I tried a Moscow mule made in The Verge’s office, and it was nice to drink. It tasted exactly like a Moscow mule typically tastes; Drinkworks brought a copper mug for serving, which added to the appeal. If you had poured the drink into a ceramic mug, the effect wouldn’t have been the same.

Davis tells me the device is designed for people who like to host. Maybe they’ve wanted to create nice cocktails for their friends but don’t have the energy to mix drinks for everyone. They also might not like the fact that bartending takes them away from the party. This solves that problem in his mind.

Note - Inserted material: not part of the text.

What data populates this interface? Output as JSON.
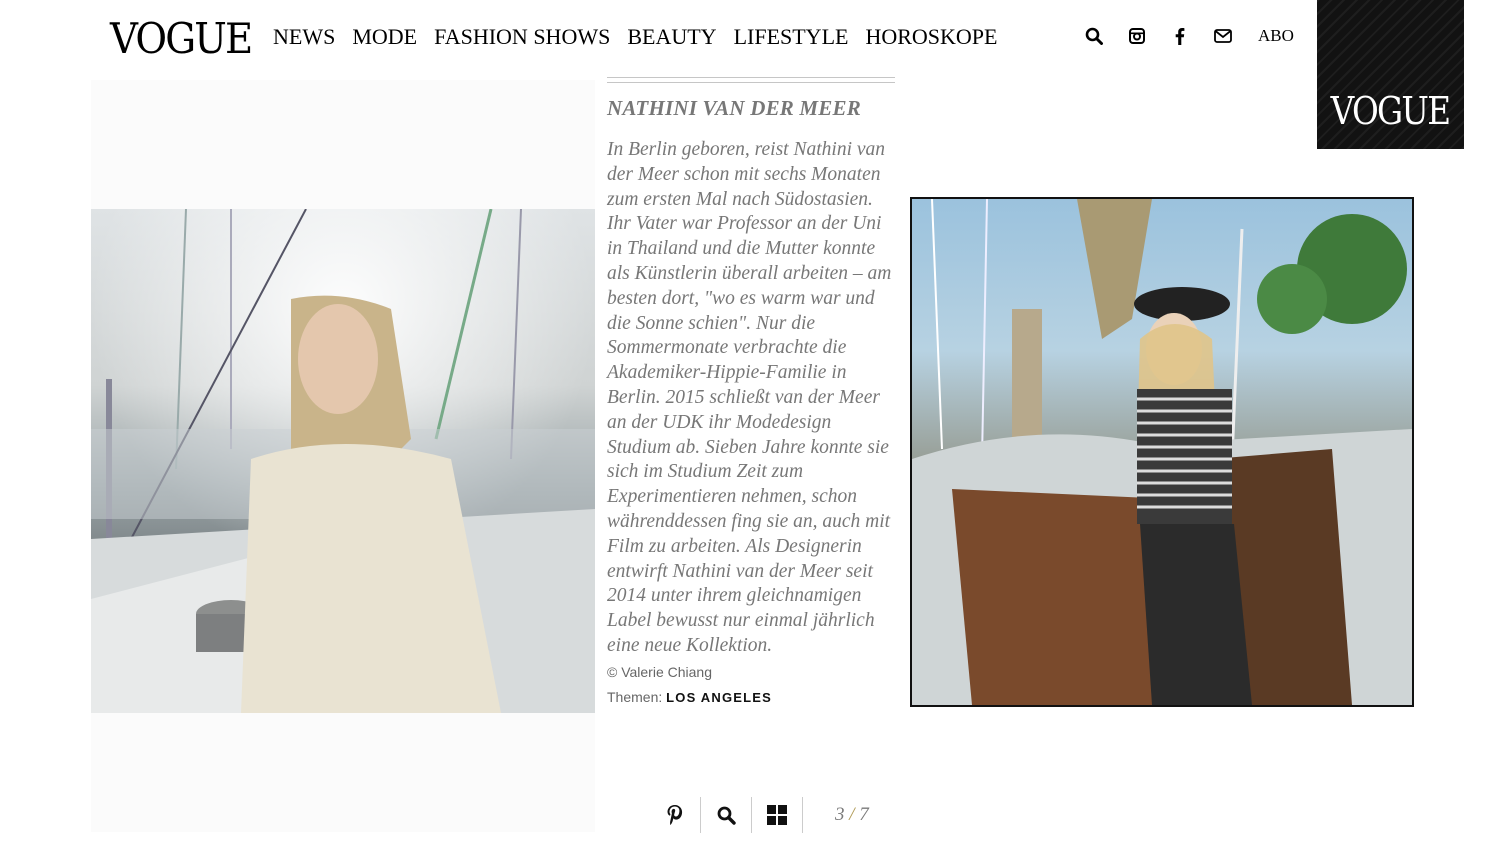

While the Moscow mule was tasty, as was the margarita I tried, part of the magic of a cocktail is the labor that goes into having it made, as well as the presentation. A machine popping out a premixed cocktail doesn’t do much for me if it doesn’t look beautiful, and I doubt most people will take the time to present it properly. The team could eventually get into selling bar-adjacent accessories, like glasses, garnishes, and spoons, but they aren’t at launch.

I didn’t taste much of a difference between Drinkworks’ margarita and a widely available Lime-A-Rita, which Anheuser-Busch makes. So part of me thinks that if you were really determined to host a party with cocktails, you could make a pretty-looking Lime-A-Rita and serve it. It’ll cost around $2 at your local corner store, and you won’t need a pod or machine to pour it.